This chapter explores representations of diasporic black African foreigners’ identities in David Mutasa’s novel, Nyambo Dze Joni (Stories from Johannesburg) (2000), and in Welcome to Our Hillbrow (1999), written by the South African author, Phaswane Mpe. The two novels expose the hypocrisy of the South African officials and masses who scapegoat African black foreigners for crimes ranging from snatching of local jobs, taking local girls and drug peddling. For most African black foreigners and some local black South African citizens, diasporic experience in the new nation is a paradoxical physical space and spiritual experience in which stories of milk, honey and bitter bile might be authorised to capture the fact of being doubled as both potential subject and citizen. Despite experiencing bare lives characterised by nervousness and precarities, most black African foreigners in Johannesburg or Joni command, recall and deploy multiple identities whenever required to confront the ugly underbelly of the physical and verbal violence of xenophobia. Thus, an irony inherent in African diasporic experiences is that most black foreigners appear to retain some semblance of humanity and organise their worlds relatively creatively, and becoming successful by immigrants’ standards, in the most hostile circumstances.

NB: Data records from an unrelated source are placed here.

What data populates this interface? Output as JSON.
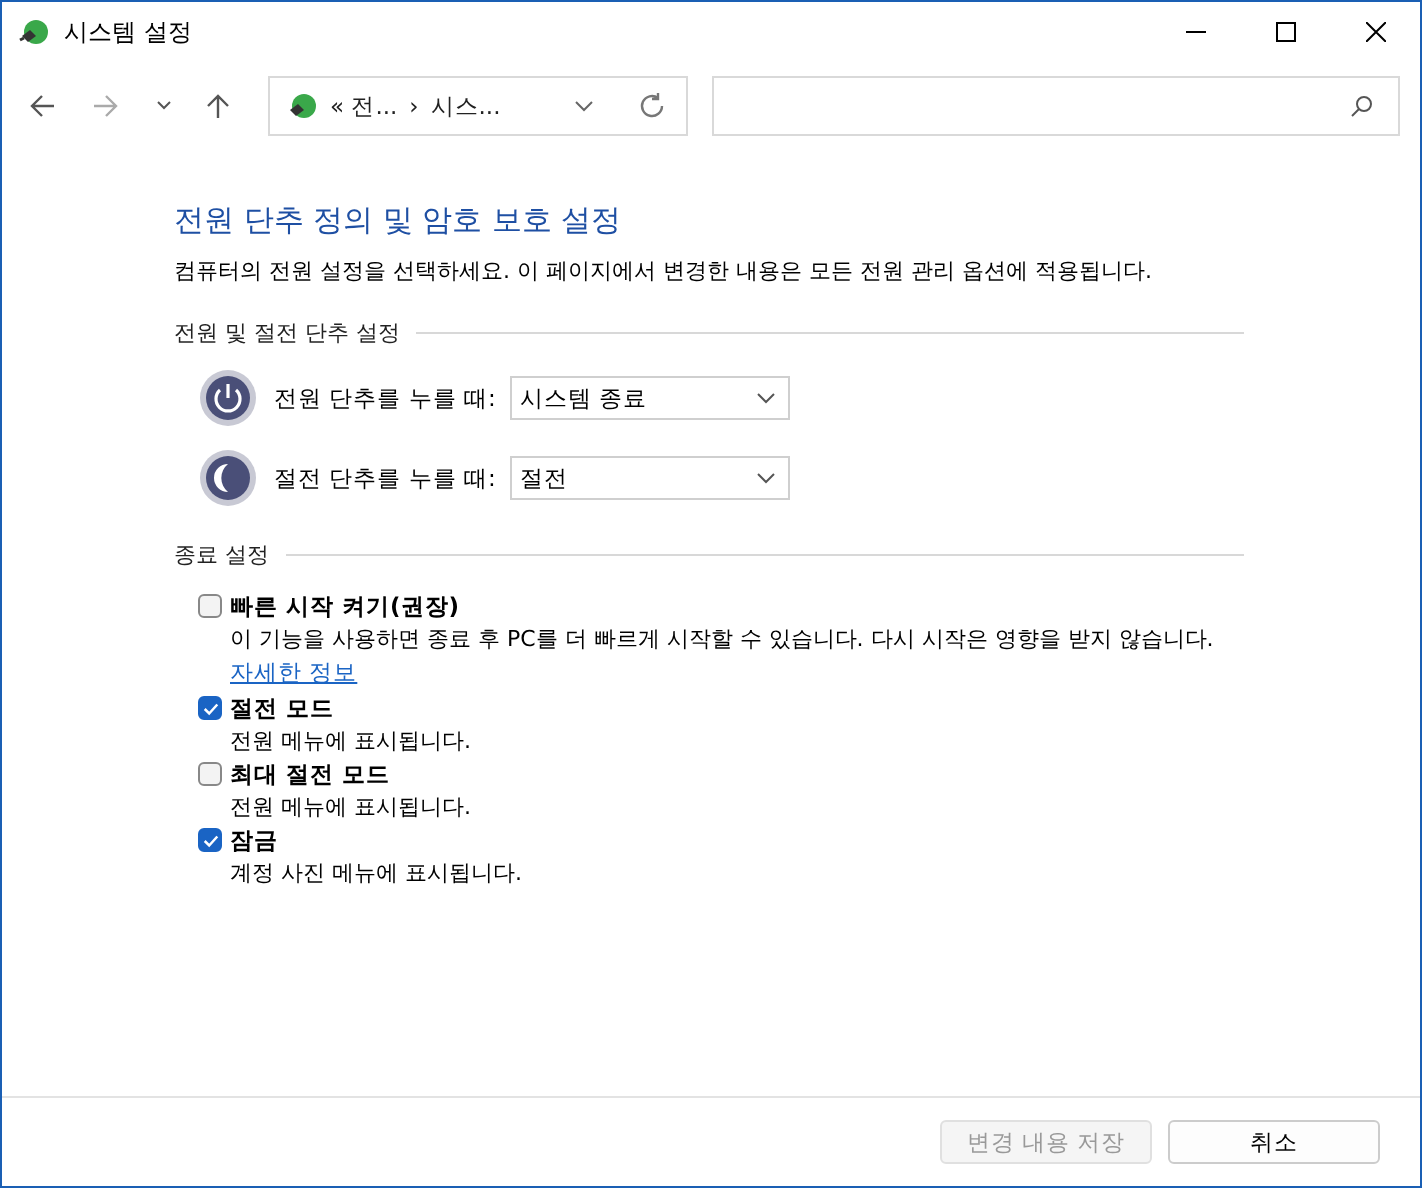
{
  "window": {
    "title": "시스템 설정"
  },
  "address_bar": {
    "crumbs": [
      "« 전...",
      "›",
      "시스..."
    ]
  },
  "heading": "전원 단추 정의 및 암호 보호 설정",
  "description": "컴퓨터의 전원 설정을 선택하세요. 이 페이지에서 변경한 내용은 모든 전원 관리 옵션에 적용됩니다.",
  "button_section": {
    "title": "전원 및 절전 단추 설정",
    "rows": [
      {
        "kind": "power",
        "label": "전원 단추를 누를 때:",
        "value": "시스템 종료"
      },
      {
        "kind": "sleep",
        "label": "절전 단추를 누를 때:",
        "value": "절전"
      }
    ]
  },
  "shutdown_section": {
    "title": "종료 설정",
    "options": [
      {
        "label": "빠른 시작 켜기(권장)",
        "checked": false,
        "description": "이 기능을 사용하면 종료 후 PC를 더 빠르게 시작할 수 있습니다. 다시 시작은 영향을 받지 않습니다.",
        "link": "자세한 정보"
      },
      {
        "label": "절전 모드",
        "checked": true,
        "description": "전원 메뉴에 표시됩니다."
      },
      {
        "label": "최대 절전 모드",
        "checked": false,
        "description": "전원 메뉴에 표시됩니다."
      },
      {
        "label": "잠금",
        "checked": true,
        "description": "계정 사진 메뉴에 표시됩니다."
      }
    ]
  },
  "buttons": [
    {
      "label": "변경 내용 저장",
      "disabled": true
    },
    {
      "label": "취소",
      "disabled": false
    }
  ]
}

Part of the book: Indigenous, Aboriginal, Fugitive and Ethnic Groups Around the Globe